-------- DATA TO USE --------

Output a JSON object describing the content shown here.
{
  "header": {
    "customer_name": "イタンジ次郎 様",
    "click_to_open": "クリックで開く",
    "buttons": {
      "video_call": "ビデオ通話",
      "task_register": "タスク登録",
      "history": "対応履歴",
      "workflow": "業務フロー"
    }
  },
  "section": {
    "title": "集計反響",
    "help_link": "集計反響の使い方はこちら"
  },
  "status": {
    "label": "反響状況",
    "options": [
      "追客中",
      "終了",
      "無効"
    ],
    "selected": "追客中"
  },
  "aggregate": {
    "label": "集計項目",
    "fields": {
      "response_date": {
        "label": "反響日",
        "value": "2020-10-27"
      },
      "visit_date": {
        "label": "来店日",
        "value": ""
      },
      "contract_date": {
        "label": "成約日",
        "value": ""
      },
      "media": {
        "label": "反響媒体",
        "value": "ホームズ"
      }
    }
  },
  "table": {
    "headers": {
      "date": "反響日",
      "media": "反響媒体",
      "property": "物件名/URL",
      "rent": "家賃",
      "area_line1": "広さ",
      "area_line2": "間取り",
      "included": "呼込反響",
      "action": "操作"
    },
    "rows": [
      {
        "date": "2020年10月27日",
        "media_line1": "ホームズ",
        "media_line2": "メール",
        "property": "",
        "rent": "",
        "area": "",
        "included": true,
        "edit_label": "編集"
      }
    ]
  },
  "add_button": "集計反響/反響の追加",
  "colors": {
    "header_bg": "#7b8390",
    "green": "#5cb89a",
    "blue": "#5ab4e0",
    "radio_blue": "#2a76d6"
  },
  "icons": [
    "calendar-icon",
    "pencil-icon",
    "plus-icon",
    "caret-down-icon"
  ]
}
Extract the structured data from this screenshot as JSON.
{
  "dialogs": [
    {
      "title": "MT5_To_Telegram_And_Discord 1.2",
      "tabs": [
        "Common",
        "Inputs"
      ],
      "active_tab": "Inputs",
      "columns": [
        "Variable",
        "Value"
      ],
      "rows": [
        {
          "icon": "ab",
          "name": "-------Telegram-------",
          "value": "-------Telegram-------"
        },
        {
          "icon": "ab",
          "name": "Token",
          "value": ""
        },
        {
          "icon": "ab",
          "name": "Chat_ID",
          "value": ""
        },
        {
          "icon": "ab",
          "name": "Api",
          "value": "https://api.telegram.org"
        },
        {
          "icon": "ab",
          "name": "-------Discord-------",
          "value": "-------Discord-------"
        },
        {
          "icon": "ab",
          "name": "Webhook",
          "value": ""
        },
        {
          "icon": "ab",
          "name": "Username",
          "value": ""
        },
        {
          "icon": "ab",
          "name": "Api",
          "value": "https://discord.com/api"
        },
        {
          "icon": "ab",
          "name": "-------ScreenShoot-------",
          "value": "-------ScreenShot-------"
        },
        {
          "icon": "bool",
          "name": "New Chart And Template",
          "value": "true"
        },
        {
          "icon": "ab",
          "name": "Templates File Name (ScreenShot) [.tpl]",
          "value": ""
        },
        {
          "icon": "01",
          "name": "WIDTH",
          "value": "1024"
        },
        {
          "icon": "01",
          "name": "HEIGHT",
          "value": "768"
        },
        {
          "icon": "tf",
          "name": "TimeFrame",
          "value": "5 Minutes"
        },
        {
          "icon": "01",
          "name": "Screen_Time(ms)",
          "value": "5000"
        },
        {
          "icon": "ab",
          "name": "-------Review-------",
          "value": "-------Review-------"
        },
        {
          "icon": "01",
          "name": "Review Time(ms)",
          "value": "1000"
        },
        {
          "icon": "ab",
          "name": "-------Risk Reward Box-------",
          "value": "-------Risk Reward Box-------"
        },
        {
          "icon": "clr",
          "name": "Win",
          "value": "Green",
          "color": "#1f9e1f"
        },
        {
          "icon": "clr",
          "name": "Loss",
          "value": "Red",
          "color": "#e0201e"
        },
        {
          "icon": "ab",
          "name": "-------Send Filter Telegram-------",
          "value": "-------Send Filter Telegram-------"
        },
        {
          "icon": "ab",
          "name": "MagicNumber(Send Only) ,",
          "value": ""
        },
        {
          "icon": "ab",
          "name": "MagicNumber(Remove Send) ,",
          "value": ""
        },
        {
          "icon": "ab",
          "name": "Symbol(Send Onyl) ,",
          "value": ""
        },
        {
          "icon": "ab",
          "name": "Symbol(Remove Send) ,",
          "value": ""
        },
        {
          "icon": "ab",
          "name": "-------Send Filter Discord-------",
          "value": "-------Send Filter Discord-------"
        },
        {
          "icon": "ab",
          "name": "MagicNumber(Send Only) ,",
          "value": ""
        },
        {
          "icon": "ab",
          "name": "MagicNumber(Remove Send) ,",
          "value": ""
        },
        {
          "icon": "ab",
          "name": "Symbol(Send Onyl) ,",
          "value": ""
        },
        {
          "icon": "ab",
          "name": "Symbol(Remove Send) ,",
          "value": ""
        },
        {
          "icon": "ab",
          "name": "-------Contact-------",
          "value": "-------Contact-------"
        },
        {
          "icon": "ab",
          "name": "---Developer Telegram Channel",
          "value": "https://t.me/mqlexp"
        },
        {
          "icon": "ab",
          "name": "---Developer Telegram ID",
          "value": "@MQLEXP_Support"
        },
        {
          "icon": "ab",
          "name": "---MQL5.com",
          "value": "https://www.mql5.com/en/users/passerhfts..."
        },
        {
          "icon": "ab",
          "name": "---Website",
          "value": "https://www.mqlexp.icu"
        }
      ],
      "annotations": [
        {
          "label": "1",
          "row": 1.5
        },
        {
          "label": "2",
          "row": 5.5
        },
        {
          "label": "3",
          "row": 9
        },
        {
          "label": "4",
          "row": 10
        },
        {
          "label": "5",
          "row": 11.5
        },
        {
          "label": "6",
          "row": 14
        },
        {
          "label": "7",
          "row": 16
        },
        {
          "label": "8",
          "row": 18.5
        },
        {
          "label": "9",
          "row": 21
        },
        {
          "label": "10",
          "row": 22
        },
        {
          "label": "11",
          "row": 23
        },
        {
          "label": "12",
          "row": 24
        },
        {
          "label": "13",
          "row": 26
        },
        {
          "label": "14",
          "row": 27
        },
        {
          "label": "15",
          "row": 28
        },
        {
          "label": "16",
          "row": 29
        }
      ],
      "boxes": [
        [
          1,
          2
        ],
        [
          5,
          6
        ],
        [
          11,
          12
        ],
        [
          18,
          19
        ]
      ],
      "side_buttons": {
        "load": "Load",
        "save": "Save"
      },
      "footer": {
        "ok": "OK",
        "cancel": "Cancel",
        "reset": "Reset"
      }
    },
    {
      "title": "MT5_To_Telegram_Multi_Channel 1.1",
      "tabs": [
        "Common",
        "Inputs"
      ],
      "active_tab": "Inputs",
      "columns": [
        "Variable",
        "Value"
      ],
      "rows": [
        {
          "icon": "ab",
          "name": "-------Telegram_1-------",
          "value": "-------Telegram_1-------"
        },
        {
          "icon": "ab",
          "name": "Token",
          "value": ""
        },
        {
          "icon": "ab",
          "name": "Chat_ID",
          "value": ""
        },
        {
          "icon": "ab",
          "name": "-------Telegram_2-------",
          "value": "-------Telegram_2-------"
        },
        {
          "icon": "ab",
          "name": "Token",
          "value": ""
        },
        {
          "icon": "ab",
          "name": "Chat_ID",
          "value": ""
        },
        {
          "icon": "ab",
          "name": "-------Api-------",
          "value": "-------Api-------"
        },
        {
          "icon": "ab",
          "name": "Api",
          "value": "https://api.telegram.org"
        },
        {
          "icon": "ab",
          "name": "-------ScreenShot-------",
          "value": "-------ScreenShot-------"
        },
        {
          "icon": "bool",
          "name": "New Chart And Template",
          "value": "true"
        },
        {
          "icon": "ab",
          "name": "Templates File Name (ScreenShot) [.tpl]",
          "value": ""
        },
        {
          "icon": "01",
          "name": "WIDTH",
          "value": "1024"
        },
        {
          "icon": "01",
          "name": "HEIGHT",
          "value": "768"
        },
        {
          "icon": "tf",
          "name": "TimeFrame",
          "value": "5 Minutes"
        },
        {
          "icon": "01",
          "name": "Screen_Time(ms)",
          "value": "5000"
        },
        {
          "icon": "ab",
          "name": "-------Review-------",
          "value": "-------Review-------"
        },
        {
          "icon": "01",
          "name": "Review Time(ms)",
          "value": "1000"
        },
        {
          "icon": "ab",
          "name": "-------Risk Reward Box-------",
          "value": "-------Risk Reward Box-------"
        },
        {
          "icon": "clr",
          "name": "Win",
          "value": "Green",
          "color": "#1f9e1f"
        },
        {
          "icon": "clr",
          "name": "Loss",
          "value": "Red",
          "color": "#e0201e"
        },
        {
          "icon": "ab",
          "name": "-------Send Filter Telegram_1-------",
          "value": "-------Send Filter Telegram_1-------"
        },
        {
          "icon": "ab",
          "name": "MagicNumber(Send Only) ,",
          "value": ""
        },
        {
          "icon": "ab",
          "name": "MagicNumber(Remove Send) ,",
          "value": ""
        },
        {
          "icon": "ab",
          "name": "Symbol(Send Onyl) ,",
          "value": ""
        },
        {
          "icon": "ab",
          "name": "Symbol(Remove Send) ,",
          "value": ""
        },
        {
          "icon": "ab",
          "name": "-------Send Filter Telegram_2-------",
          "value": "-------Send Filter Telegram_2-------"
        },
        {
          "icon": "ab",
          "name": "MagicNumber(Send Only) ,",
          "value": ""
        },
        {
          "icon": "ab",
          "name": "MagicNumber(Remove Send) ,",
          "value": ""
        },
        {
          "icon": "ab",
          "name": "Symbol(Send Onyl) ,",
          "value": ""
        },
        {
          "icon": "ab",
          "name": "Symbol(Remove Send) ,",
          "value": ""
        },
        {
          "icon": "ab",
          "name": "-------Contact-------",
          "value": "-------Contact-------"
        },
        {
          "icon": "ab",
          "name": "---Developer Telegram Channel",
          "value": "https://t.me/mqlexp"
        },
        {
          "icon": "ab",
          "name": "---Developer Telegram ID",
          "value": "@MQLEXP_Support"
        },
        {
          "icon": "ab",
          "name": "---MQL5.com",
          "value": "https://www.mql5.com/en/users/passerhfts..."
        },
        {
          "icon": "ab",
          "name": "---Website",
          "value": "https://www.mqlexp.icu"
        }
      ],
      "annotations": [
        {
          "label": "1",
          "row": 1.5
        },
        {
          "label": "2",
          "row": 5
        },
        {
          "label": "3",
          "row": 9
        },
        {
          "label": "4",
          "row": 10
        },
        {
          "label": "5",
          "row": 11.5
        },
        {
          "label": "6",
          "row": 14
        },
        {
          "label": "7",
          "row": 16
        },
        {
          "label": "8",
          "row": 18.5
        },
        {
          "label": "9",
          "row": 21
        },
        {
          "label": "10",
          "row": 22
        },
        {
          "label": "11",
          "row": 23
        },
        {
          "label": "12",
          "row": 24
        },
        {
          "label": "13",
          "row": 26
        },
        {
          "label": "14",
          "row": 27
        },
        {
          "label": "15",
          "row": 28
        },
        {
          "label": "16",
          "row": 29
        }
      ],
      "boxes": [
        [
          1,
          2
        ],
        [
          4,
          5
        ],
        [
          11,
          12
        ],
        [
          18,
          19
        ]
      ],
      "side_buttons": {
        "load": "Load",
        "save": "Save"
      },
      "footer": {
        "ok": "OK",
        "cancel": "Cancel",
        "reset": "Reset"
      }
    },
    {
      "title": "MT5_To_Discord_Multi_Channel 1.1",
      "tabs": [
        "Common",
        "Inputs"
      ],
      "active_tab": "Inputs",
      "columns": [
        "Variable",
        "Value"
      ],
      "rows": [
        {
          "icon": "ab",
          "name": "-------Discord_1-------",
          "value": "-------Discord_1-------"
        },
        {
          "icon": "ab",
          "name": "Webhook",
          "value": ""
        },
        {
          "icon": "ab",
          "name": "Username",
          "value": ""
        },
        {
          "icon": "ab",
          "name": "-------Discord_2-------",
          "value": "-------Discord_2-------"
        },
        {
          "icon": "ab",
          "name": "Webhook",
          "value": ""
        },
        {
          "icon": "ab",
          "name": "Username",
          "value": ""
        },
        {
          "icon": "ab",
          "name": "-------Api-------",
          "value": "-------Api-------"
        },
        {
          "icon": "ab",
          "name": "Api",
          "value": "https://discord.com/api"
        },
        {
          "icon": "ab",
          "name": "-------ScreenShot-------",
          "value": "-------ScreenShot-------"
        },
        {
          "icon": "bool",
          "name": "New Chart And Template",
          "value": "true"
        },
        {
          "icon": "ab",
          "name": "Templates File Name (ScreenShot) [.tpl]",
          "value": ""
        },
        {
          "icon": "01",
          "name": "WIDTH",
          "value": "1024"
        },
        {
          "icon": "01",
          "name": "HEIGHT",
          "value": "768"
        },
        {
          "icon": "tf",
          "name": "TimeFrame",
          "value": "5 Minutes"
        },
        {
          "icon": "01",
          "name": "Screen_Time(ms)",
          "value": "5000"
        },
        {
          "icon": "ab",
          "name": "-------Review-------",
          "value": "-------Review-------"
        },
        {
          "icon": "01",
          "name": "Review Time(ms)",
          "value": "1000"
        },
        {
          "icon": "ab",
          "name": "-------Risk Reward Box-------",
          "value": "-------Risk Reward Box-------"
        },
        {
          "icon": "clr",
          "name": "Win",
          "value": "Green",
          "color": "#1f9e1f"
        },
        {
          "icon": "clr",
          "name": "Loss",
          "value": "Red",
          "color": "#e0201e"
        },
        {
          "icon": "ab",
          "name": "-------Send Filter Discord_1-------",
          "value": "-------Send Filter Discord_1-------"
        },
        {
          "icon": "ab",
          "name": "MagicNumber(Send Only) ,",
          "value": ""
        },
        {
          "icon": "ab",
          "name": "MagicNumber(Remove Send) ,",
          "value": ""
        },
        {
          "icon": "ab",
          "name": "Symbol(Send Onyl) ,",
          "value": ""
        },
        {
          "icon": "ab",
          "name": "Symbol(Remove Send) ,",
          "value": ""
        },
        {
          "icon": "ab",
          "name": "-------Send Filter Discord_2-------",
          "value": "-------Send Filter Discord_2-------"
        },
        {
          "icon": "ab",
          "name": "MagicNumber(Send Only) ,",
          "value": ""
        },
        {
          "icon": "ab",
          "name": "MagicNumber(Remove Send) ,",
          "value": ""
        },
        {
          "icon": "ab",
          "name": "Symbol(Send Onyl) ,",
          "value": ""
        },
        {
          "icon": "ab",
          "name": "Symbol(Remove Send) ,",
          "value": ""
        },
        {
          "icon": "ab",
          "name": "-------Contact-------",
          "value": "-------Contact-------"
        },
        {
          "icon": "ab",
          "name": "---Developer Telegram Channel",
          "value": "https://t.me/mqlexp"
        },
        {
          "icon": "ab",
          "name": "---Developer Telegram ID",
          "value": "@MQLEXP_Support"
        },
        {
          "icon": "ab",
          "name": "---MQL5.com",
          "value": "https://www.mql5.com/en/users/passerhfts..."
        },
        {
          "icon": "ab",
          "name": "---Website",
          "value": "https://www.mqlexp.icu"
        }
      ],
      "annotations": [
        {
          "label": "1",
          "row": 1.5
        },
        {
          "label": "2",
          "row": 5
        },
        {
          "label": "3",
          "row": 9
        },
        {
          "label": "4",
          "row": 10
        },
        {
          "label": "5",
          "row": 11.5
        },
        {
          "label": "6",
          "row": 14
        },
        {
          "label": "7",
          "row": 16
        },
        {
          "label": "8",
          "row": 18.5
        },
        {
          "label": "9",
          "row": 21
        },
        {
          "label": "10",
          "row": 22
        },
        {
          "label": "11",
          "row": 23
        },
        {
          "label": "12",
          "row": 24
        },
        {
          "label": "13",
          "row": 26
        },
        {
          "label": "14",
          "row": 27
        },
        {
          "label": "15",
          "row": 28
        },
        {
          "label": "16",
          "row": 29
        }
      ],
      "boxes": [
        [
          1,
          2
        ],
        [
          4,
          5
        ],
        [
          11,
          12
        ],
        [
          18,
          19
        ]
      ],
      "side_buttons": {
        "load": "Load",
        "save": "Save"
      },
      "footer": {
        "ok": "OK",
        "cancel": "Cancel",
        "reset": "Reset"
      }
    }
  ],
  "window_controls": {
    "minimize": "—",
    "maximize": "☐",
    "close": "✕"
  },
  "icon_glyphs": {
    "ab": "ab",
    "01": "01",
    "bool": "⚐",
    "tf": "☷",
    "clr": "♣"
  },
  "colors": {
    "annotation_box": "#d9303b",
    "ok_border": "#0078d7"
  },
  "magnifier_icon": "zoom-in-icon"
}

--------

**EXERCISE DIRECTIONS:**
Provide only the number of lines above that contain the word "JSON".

**TASK ANSWER:**
2